Aim: To examine variation in child DNA methylation to assess its potential as a pathway for effects of childhood social adversity on health across the life course.
Materials & methods: In a diverse, prospective community sample of 178 kindergarten children, associations between three types of social experience and DNA methylation within buccal epithelial cells later in childhood were examined.
Results: Family income, parental education and family psychosocial adversity each associated with increased or decreased DNA methylation (488, 354 and 102 sites, respectively) within a unique set of genomic CpG sites.

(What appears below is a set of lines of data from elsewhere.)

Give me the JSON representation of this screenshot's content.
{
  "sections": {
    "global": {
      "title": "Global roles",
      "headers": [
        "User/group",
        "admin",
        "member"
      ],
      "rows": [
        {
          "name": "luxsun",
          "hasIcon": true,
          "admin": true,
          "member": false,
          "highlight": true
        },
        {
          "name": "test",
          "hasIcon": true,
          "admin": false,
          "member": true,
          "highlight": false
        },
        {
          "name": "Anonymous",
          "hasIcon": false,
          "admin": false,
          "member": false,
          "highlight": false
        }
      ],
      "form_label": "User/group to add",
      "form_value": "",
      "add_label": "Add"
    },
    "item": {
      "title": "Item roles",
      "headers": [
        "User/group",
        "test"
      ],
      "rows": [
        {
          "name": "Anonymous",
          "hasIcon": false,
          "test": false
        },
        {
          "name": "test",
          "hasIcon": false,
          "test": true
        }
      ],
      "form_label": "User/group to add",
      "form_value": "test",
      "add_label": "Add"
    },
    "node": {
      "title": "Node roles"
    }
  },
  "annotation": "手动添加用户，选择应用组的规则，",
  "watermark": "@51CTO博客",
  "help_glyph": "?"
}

Gene ontology analyses pointed to genes serving immune and developmental regulation functions.
Conclusion: Findings provided support for DNA methylation as a biomarker linking early-life social experiences with later life health in humans.